◆ Try it: Return the lines of the data below in which the string "this" occurs.

◆ Records from a dataset:
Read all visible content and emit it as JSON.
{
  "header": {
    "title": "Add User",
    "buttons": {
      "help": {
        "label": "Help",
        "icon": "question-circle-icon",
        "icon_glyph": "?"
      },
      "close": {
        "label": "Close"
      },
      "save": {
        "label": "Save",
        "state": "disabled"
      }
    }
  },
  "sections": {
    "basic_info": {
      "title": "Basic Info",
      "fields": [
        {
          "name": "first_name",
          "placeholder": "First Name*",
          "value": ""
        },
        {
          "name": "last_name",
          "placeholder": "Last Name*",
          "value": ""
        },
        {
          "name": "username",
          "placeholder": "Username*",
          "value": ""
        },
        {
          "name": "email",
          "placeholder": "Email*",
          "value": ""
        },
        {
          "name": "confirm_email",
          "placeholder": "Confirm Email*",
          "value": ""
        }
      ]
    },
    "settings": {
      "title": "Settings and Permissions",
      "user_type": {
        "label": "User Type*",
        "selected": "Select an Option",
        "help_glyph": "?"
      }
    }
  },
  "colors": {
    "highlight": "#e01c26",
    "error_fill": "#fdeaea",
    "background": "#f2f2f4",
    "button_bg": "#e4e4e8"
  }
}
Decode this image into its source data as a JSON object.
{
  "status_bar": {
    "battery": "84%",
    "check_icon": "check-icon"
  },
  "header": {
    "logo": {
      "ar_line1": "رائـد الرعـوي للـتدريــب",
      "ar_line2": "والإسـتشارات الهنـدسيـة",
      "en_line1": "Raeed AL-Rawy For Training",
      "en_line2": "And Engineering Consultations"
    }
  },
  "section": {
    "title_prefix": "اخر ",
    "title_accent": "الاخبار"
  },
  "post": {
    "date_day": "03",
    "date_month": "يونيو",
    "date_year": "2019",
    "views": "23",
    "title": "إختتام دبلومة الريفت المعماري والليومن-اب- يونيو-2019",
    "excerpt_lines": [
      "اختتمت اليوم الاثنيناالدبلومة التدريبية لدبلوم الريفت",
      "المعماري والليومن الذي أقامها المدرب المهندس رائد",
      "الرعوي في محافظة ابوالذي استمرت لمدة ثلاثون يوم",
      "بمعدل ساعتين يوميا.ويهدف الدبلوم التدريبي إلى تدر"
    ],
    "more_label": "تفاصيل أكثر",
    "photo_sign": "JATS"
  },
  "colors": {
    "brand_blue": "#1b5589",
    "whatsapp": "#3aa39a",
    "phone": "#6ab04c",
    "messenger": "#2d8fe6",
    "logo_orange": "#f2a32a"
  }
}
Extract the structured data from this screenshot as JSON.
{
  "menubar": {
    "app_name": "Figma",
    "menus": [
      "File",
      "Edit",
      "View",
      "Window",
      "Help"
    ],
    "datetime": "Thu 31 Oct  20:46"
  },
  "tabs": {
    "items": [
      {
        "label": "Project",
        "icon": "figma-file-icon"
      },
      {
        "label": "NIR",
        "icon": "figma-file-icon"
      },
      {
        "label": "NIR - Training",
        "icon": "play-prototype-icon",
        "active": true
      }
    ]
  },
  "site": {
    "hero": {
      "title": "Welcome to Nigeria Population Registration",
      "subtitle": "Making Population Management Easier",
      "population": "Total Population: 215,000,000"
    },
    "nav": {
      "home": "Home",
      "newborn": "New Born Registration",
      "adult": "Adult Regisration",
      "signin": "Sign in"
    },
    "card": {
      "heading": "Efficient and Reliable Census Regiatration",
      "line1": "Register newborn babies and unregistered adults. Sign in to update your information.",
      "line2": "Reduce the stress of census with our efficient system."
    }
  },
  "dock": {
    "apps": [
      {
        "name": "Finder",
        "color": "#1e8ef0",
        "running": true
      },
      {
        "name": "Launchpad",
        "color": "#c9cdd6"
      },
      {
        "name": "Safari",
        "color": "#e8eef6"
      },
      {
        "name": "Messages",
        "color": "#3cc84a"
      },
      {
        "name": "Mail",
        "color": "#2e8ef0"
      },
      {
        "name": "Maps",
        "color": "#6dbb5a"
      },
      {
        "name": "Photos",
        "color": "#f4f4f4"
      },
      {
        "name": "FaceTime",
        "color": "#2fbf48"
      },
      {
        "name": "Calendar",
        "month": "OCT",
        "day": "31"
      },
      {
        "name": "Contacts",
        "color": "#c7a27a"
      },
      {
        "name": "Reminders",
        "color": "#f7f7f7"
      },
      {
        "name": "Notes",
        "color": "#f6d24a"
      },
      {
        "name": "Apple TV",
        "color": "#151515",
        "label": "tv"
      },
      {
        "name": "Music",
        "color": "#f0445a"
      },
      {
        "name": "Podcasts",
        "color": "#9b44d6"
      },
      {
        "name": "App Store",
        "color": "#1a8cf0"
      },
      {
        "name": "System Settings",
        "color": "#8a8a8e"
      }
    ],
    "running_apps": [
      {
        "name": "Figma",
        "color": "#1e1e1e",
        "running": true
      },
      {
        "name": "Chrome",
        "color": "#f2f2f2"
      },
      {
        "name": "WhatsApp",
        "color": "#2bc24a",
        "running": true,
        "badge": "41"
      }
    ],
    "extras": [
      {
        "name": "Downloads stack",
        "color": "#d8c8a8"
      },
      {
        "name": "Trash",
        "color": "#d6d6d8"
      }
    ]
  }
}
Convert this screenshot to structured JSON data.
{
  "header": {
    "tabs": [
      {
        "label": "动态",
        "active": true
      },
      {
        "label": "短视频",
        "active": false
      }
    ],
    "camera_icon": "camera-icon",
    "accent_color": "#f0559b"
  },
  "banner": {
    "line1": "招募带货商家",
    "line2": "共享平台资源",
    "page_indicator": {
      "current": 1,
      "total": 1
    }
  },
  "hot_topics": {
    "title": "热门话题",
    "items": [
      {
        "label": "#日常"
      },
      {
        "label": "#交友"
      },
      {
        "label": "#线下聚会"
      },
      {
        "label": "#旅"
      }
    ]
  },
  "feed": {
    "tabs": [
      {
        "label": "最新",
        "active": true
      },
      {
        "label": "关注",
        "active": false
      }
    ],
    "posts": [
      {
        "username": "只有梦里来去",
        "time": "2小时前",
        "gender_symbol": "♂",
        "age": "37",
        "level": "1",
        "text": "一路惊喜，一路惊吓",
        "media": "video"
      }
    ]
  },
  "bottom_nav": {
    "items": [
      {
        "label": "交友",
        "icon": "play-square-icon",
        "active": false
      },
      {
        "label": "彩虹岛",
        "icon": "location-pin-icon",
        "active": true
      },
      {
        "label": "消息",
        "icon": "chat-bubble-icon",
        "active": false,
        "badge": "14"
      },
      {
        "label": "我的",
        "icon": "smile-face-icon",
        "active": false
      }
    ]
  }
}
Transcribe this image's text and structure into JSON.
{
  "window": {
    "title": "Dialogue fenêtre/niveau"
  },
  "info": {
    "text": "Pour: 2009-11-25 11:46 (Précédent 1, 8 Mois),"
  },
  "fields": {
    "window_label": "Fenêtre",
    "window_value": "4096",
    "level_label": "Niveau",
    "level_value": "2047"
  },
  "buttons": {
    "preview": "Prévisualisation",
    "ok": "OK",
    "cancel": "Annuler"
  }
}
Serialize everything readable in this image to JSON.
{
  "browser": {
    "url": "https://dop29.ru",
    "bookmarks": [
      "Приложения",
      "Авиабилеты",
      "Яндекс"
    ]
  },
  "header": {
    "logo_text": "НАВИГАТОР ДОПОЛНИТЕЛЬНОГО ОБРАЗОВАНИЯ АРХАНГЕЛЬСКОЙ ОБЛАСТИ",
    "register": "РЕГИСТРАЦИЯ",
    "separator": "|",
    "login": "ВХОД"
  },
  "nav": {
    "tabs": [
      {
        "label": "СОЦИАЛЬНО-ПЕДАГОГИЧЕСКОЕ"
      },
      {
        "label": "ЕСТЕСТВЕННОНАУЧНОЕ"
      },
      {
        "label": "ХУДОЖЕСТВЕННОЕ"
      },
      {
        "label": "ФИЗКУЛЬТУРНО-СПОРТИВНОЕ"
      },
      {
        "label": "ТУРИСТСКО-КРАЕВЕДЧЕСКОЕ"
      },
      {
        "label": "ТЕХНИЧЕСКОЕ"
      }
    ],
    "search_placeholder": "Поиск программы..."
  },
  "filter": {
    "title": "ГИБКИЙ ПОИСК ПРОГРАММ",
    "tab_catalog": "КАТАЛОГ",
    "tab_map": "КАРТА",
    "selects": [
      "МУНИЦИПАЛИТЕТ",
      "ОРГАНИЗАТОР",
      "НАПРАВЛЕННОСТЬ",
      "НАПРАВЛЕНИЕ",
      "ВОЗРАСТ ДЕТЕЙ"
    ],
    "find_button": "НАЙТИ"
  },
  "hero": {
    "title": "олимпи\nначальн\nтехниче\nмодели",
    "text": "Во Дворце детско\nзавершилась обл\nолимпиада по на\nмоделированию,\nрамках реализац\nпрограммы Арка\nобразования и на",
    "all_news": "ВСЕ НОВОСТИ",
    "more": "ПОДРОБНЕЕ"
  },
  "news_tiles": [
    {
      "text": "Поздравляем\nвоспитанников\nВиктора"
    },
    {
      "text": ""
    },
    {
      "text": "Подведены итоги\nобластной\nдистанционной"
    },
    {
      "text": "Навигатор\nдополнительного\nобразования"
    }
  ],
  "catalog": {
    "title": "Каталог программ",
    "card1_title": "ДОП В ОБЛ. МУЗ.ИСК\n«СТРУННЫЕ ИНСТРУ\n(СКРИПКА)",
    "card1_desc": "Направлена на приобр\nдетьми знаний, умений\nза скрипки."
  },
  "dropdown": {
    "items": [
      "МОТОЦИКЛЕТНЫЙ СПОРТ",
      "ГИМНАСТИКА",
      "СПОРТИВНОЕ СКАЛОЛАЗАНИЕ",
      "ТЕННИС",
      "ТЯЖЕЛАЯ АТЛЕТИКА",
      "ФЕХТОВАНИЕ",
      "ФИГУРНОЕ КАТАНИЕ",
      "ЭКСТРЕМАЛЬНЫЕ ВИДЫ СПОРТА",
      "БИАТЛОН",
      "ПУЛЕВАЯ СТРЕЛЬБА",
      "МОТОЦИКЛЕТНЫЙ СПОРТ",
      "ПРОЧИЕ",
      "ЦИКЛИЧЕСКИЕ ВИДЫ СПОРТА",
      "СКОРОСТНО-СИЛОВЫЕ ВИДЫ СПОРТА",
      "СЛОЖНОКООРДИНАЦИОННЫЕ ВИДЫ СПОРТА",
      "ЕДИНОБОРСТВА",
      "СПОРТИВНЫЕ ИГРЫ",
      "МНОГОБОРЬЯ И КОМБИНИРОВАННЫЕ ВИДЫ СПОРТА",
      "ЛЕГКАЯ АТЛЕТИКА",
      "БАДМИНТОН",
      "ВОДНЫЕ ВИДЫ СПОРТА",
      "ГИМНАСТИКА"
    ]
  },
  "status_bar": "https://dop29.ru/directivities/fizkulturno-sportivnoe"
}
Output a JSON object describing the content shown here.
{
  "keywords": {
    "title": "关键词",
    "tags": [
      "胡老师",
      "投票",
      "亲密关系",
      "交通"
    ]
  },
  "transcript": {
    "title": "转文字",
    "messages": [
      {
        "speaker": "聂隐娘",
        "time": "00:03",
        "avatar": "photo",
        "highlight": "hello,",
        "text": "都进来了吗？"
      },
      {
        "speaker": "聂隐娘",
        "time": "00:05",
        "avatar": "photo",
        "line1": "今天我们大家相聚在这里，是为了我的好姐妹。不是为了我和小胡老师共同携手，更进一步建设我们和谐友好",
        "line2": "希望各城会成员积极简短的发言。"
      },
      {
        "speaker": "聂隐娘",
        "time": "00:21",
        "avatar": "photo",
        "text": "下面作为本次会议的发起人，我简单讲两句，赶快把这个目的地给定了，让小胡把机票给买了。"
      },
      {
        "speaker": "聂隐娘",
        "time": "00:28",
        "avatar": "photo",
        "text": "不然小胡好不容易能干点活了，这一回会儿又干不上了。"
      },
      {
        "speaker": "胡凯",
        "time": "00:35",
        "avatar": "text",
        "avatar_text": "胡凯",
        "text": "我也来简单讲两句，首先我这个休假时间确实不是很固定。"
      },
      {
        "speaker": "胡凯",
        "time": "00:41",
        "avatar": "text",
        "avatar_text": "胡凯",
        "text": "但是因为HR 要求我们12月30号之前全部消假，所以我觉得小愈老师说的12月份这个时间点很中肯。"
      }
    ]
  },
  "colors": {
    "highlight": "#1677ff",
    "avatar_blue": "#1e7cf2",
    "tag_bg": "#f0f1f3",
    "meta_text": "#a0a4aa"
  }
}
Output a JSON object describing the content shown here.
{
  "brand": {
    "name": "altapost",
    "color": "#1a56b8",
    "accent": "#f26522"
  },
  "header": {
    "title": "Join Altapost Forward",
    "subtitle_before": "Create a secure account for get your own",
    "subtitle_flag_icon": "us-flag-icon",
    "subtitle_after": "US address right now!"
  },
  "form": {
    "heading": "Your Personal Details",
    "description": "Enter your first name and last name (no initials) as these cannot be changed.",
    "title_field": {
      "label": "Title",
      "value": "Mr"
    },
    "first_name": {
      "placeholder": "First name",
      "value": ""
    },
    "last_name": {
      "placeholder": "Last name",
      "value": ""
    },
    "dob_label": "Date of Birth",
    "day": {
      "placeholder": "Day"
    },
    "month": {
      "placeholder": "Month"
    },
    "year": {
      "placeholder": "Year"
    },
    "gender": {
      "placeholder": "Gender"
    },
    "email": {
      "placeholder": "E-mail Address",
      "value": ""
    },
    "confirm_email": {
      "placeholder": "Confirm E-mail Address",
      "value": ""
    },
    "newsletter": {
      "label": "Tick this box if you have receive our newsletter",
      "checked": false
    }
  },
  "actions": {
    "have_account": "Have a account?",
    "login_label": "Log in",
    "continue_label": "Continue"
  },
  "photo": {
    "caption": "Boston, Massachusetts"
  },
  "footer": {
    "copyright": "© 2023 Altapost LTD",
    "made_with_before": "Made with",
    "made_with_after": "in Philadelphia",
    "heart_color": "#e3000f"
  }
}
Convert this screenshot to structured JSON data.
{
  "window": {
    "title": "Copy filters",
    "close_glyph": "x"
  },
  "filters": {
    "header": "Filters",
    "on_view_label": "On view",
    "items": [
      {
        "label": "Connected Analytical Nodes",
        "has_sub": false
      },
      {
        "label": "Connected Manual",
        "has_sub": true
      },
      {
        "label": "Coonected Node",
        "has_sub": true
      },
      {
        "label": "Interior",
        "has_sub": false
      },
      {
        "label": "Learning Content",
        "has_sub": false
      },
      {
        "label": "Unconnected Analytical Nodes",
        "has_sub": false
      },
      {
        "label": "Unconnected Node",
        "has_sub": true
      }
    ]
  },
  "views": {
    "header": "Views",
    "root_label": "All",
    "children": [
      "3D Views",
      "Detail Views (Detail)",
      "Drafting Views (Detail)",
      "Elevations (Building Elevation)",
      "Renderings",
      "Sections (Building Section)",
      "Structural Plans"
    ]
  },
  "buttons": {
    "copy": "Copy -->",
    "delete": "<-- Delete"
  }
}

◆ Written answer:
Decode this image into its source data as a JSON object.
Extract the structured data from this screenshot as JSON.
Convert this screenshot to structured JSON data.
Transcribe this image's text and structure into JSON.
Serialize everything readable in this image to JSON.
      "label": "Tick this box if you have receive our newsletter",
Convert this screenshot to structured JSON data.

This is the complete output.